_WHAT IS NEEDED:_ Across the data, every line with the word "card" counts once; state the total alone.

Segment Start: ENTRIES SUPPLIED

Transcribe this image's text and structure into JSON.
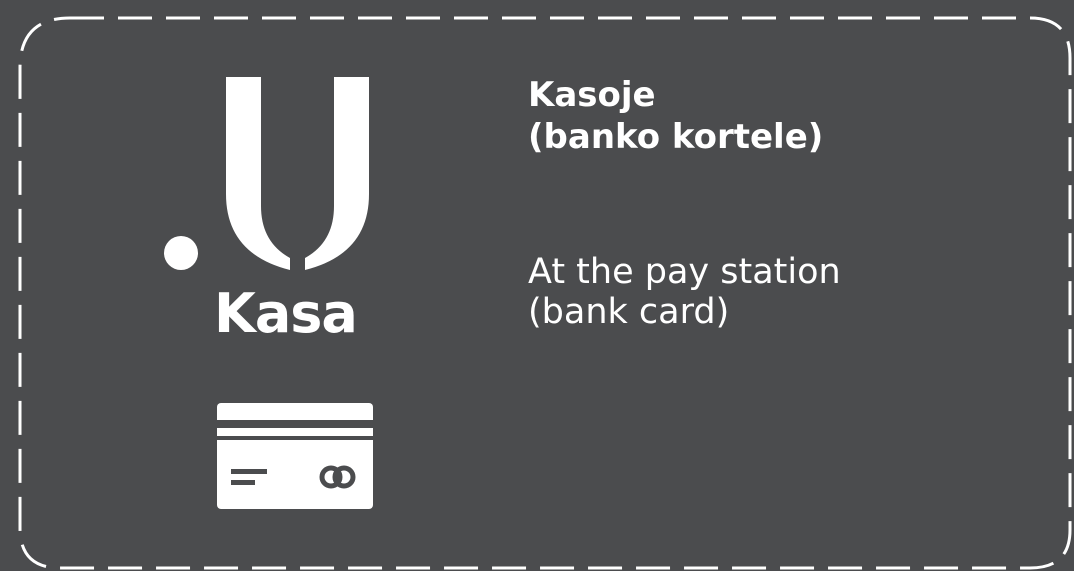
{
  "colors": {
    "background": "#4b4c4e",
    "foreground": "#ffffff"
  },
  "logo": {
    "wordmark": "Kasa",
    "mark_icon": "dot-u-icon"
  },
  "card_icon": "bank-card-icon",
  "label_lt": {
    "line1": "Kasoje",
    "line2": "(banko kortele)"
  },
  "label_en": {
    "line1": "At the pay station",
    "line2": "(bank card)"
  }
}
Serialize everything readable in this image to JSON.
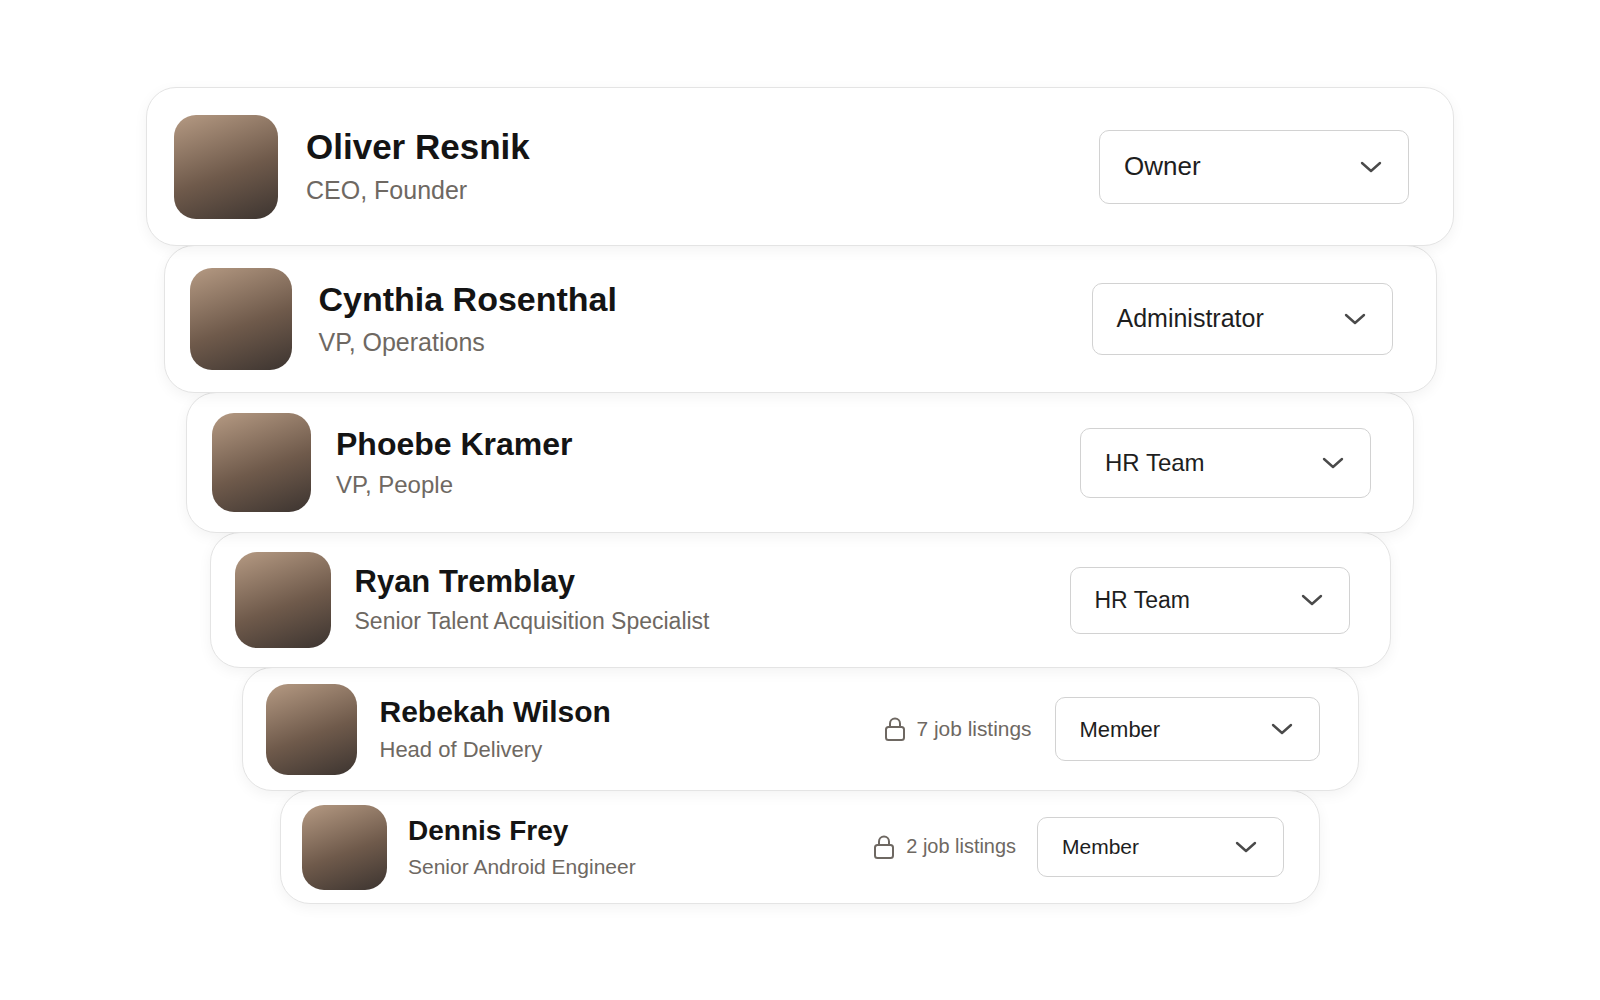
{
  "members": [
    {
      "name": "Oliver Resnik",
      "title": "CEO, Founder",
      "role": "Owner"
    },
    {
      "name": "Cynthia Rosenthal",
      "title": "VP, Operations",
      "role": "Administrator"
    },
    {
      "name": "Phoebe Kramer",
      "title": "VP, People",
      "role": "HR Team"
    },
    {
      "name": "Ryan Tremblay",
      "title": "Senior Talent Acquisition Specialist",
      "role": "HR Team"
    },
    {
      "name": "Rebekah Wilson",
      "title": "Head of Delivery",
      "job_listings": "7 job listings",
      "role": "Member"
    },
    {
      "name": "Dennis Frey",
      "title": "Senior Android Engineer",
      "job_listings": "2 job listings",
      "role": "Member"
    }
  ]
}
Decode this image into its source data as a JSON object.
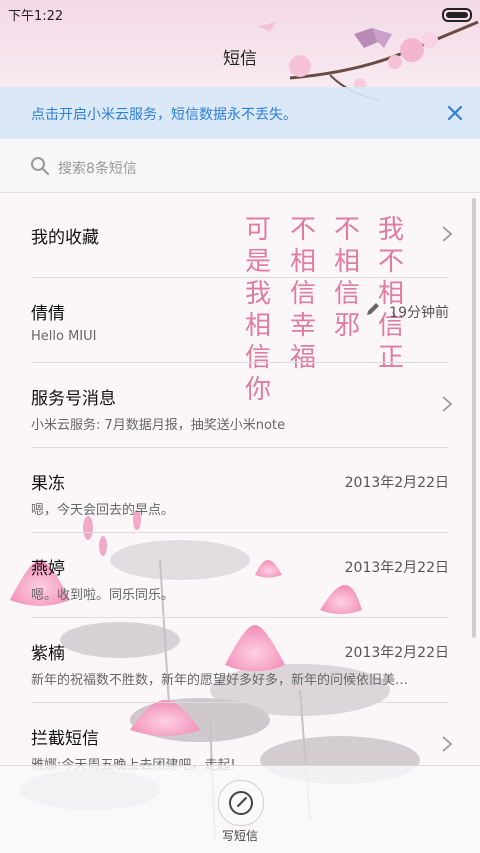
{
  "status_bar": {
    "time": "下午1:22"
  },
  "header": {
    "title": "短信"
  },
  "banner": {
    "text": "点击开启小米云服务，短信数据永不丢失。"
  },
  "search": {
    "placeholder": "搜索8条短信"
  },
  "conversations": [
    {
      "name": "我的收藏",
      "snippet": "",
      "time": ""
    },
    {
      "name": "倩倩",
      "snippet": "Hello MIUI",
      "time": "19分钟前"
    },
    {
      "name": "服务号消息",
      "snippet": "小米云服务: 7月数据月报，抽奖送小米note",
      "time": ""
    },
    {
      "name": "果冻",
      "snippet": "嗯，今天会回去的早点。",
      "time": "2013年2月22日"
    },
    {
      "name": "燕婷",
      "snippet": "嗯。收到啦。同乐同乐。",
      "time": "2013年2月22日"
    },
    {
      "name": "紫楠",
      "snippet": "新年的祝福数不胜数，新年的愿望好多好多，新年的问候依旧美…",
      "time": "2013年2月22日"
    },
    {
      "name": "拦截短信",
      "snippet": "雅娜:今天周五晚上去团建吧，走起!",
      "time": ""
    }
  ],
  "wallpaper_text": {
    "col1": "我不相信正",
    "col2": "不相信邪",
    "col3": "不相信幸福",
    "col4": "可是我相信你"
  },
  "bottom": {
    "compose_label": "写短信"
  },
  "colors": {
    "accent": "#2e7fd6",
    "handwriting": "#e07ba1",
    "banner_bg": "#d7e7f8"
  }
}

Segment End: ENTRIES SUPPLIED

_ANSWER TO THIS TASK:_ 2